The historian James Gray explained in his Winter Years what many Westerners faced during the 1930’s in addition to the Great Depression: "For them [Ukrainians, Poles and Jews], Winnipeg was far from being a city of 250,000 in which they too were free to search for work. As much as two-thirds of it was barred and bolted against them. ... Anyone with a Ukrainian or Polish name had almost no chance of employment except rough manual labour."
Despite all, in World War Two, an estimated 40,000 Ukrainian-Canadians, or more than 10 per cent of the entire community then in Canada, enlisted in our armed forces. Afterwards, many thousands of Ukrainians, who had been deported to forced labour farms, concentration camps or German factories, refused to return to Ukraine, then entirely part of the Soviet Union.
The tragic repatriation of many thousands of them was finally stopped, and the remaining refugees from Ukraine were granted "displaced person" status and resettled abroad. Between 1947 and 1953, approximately 34,000 Ukrainians came to Canada, many well-educated professionals.
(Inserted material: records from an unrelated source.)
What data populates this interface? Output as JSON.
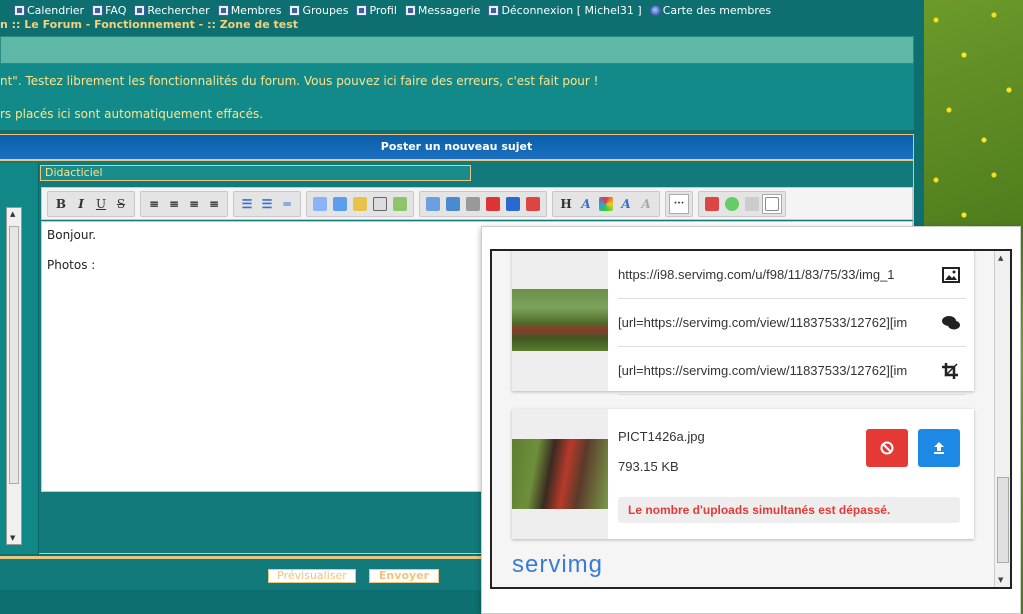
{
  "nav": {
    "items": [
      {
        "label": "Calendrier"
      },
      {
        "label": "FAQ"
      },
      {
        "label": "Rechercher"
      },
      {
        "label": "Membres"
      },
      {
        "label": "Groupes"
      },
      {
        "label": "Profil"
      },
      {
        "label": "Messagerie"
      },
      {
        "label": "Déconnexion [ Michel31 ]"
      },
      {
        "label": "Carte des membres"
      }
    ],
    "breadcrumb": "n  :: Le Forum - Fonctionnement - :: Zone de test"
  },
  "notice": {
    "line1": "nt\". Testez librement les fonctionnalités du forum. Vous pouvez ici faire des erreurs, c'est fait pour !",
    "line2": "rs placés ici sont automatiquement effacés."
  },
  "form": {
    "header": "Poster un nouveau sujet",
    "subject_value": "Didacticiel",
    "toolbar": {
      "bold": "B",
      "italic": "I",
      "underline": "U",
      "strike": "S",
      "heading": "H",
      "font": "A"
    },
    "editor": {
      "line1": "Bonjour.",
      "line2": "Photos :"
    },
    "preview_label": "Prévisualiser",
    "send_label": "Envoyer"
  },
  "servimg": {
    "links": [
      {
        "text": "https://i98.servimg.com/u/f98/11/83/75/33/img_1",
        "icon": "image-icon"
      },
      {
        "text": "[url=https://servimg.com/view/11837533/12762][im",
        "icon": "comments-icon"
      },
      {
        "text": "[url=https://servimg.com/view/11837533/12762][im",
        "icon": "crop-icon"
      }
    ],
    "file": {
      "name": "PICT1426a.jpg",
      "size": "793.15 KB"
    },
    "error": "Le nombre d'uploads simultanés est dépassé.",
    "logo": "servimg"
  },
  "colors": {
    "accent_blue": "#1e88e5",
    "cancel_red": "#e53935",
    "forum_teal": "#0d6f6f",
    "notice_yellow": "#ffe38a"
  }
}
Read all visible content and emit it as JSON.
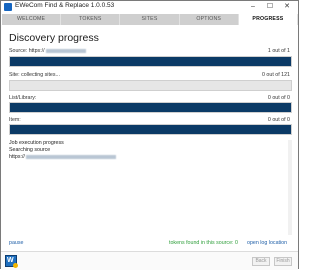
{
  "window": {
    "title": "EWeCom Find & Replace 1.0.0.53",
    "controls": {
      "minimize": "–",
      "maximize": "☐",
      "close": "✕"
    }
  },
  "tabs": [
    {
      "label": "WELCOME"
    },
    {
      "label": "TOKENS"
    },
    {
      "label": "SITES"
    },
    {
      "label": "OPTIONS"
    },
    {
      "label": "PROGRESS",
      "active": true
    }
  ],
  "heading": "Discovery progress",
  "progress": {
    "source": {
      "label": "Source: https://",
      "count": "1 out of 1",
      "fill_fraction": 1.0
    },
    "site": {
      "label": "Site: collecting sites...",
      "count": "0 out of 121",
      "fill_fraction": 0.0
    },
    "list": {
      "label": "List/Library:",
      "count": "0 out of 0",
      "fill_fraction": 1.0
    },
    "item": {
      "label": "Item:",
      "count": "0 out of 0",
      "fill_fraction": 1.0
    }
  },
  "log": {
    "line1": "Job execution progress",
    "line2": "Searching source",
    "line3": "https://"
  },
  "footer": {
    "pause": "pause",
    "tokens_found": "tokens found in this source: 0",
    "open_log": "open log location"
  },
  "buttons": {
    "back": "Back",
    "finish": "Finish"
  },
  "colors": {
    "bar_fill": "#0b3a66",
    "tab_bar": "#cfcfcf",
    "status_green": "#2e9e3a",
    "link_blue": "#1f5fa8"
  }
}
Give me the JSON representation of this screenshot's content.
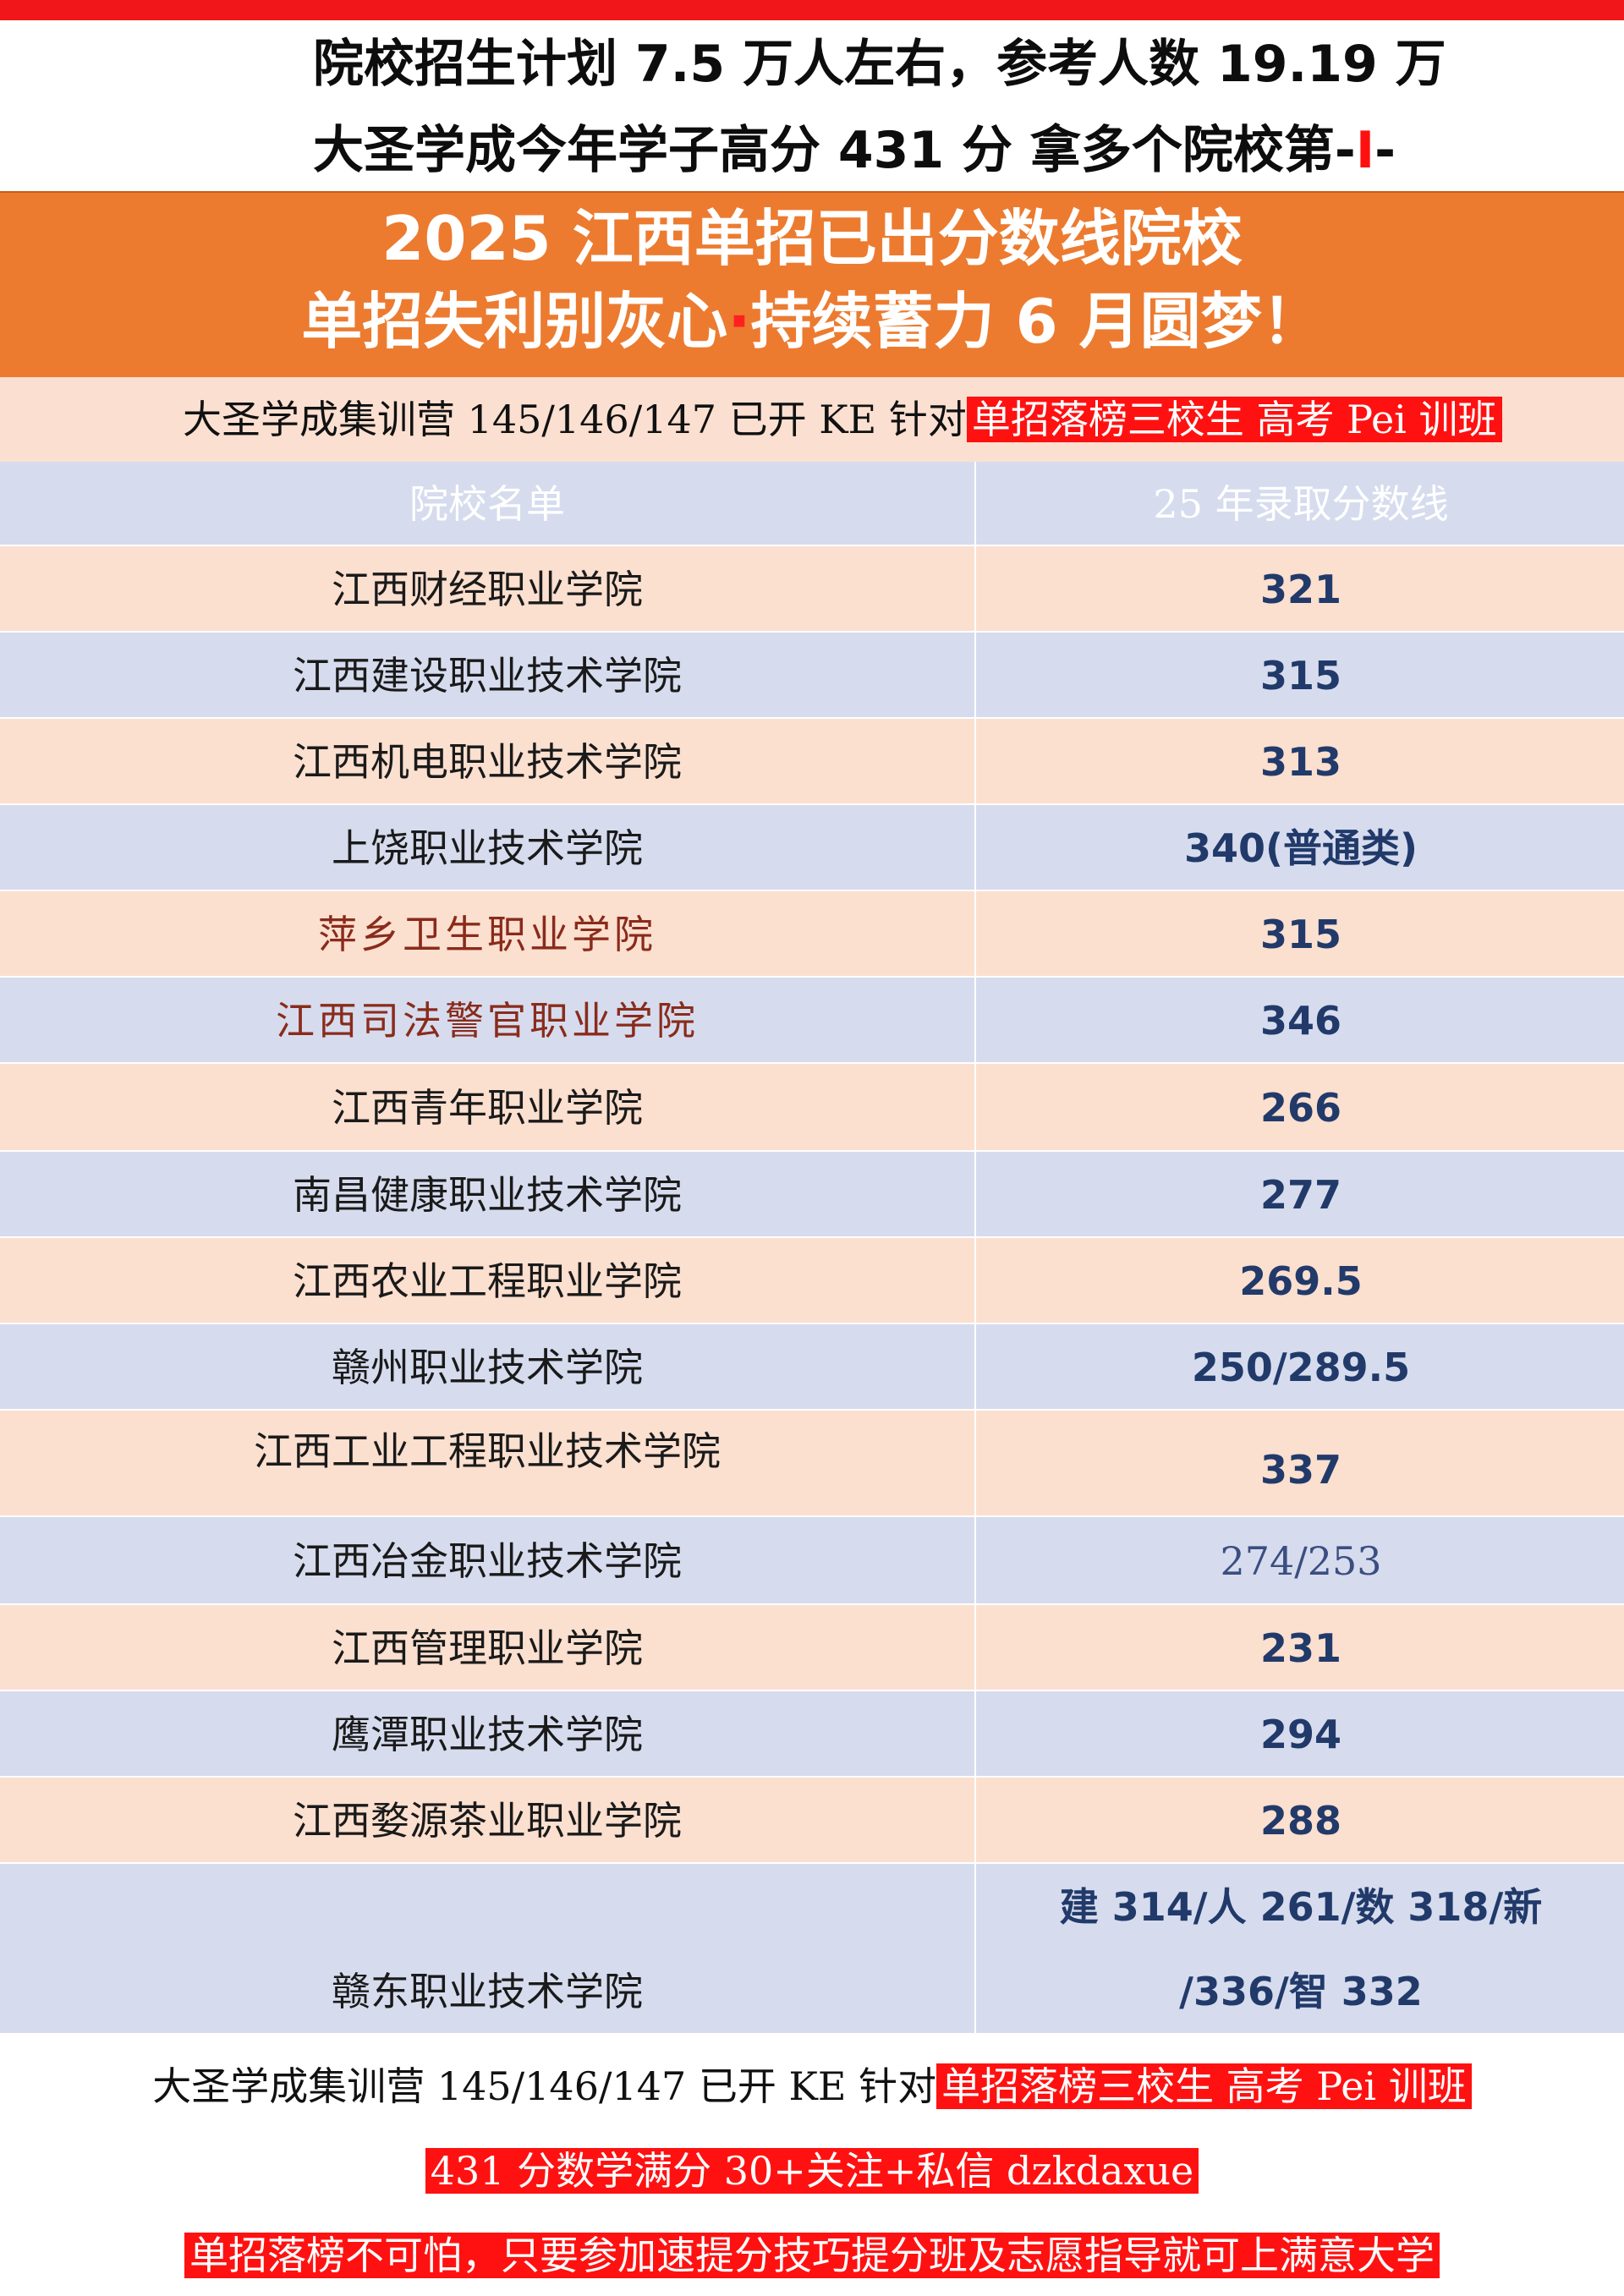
{
  "header": {
    "line1": "院校招生计划 7.5 万人左右，参考人数 19.19 万",
    "line2_prefix": "大圣学成今年学子高分 431 分 拿多个院校第-",
    "line2_mark": "I",
    "line2_suffix": "-"
  },
  "banner": {
    "line1": "2025 江西单招已出分数线院校",
    "line2_a": "单招失利别灰心",
    "line2_dot": "·",
    "line2_b": "持续蓄力 6 月圆梦！"
  },
  "promo": {
    "text": "大圣学成集训营 145/146/147 已开 KE 针对",
    "highlight": "单招落榜三校生 高考 Pei 训班"
  },
  "table": {
    "header_name": "院校名单",
    "header_score": "25 年录取分数线",
    "rows": [
      {
        "name": "江西财经职业学院",
        "score": "321"
      },
      {
        "name": "江西建设职业技术学院",
        "score": "315"
      },
      {
        "name": "江西机电职业技术学院",
        "score": "313"
      },
      {
        "name": "上饶职业技术学院",
        "score": "340(普通类)"
      },
      {
        "name": "萍乡卫生职业学院",
        "score": "315"
      },
      {
        "name": "江西司法警官职业学院",
        "score": "346"
      },
      {
        "name": "江西青年职业学院",
        "score": "266"
      },
      {
        "name": "南昌健康职业技术学院",
        "score": "277"
      },
      {
        "name": "江西农业工程职业学院",
        "score": "269.5"
      },
      {
        "name": "赣州职业技术学院",
        "score": "250/289.5"
      },
      {
        "name": "江西工业工程职业技术学院",
        "score": "337"
      },
      {
        "name": "江西冶金职业技术学院",
        "score": "274/253"
      },
      {
        "name": "江西管理职业学院",
        "score": "231"
      },
      {
        "name": "鹰潭职业技术学院",
        "score": "294"
      },
      {
        "name": "江西婺源茶业职业学院",
        "score": "288"
      },
      {
        "name": "赣东职业技术学院",
        "score_line1": "建 314/人 261/数 318/新",
        "score_line2": "/336/智 332"
      }
    ]
  },
  "footer": {
    "line1_text": "大圣学成集训营 145/146/147 已开 KE 针对",
    "line1_highlight": "单招落榜三校生 高考 Pei 训班",
    "line2": "431 分数学满分 30+关注+私信 dzkdaxue",
    "line3": "单招落榜不可怕，只要参加速提分技巧提分班及志愿指导就可上满意大学"
  },
  "colors": {
    "top_bar": "#f0161a",
    "banner_orange": "#ec7b30",
    "row_peach": "#fbdfcf",
    "row_blue": "#d6dcee",
    "highlight_red": "#ff1111",
    "score_navy": "#213a6a",
    "name_darkred": "#8a2b1b"
  }
}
They and the generations arriving since the 1890s helped shape Canada into what it is today.
The protests in recent months by widely-based opposition groups, including an estimated 90 per cent of the residents of Kiev and perhaps half the overall population of Ukraine, against the deeply corrupt President Yanukovich and his political party, their cronies, oligarchs, and Russia’s Putin, remain highly volatile. Yanukovich’s draconian legislation against protesters only inflamed tensions. Unfortunately, the protesters still have almost no overall organization, leadership or strategy.
Where is the economic pressure from Europe, Canada, the U.S. and other democratic countries to offset the $15 billion offered by Putin to lure Ukraine back into the Russian fold? Many protesters have been on the streets for weeks because they want to be part of Europe and strongly oppose the Putin-Yanukovich deal.
Ukraine is not Russia and the world’s advocates for human dignity must do what we can to advance this reality.
Many Ukrainian-Canadians and others in our country and elsewhere seek:
- Targeted sanctions against Yanukovich, his cabinet ministers, MPs who supported police state legislation, prosecutors/ judges who have sentenced peaceful protesters, and the immediate family members of these individuals.
- Speedy and no-cost visas for injured protesters, their families and the kin of murdered protesters. Observers should also be sent to document court proceedings against protesters, the injured who arrive in hospitals and clinics, and bodies arriving at Kiev morgues.
For two months, Ukrainian Canadians have been in anguish as they've seen Yanukovich brutalize their ‘brothers’ and ‘sisters’ as he attempts to introduce a police state with the encouragement and help of the Kremlin. Canada must stand firmly with Ukrainians to maintain national independence and democracy.
Fortunately, the timing of the Winter Olympics is preventing Putin from unleashing Russian violence in Ukraine — at least until the Games torch is extinguished in Sochi. Canada, Europe and the U.S. must act now.
Full disclosure: David Kilgour has been forbidden from entering Russia since 2011 over his 2009 book Bloody Harvest, co-written with David Matas.
David Kilgour is co-chair of the Canadian Friends of a Democratic Iran and a director of the Washington-based Council for a Community of Democracies (CCD). He is a former MP for both the Conservative and Liberal Parties in the south-east region of Edmonton and has also served as the Secretary of State for Latin America and Africa, Secretary of State for Asia-Pacific and Deputy Speaker of the House.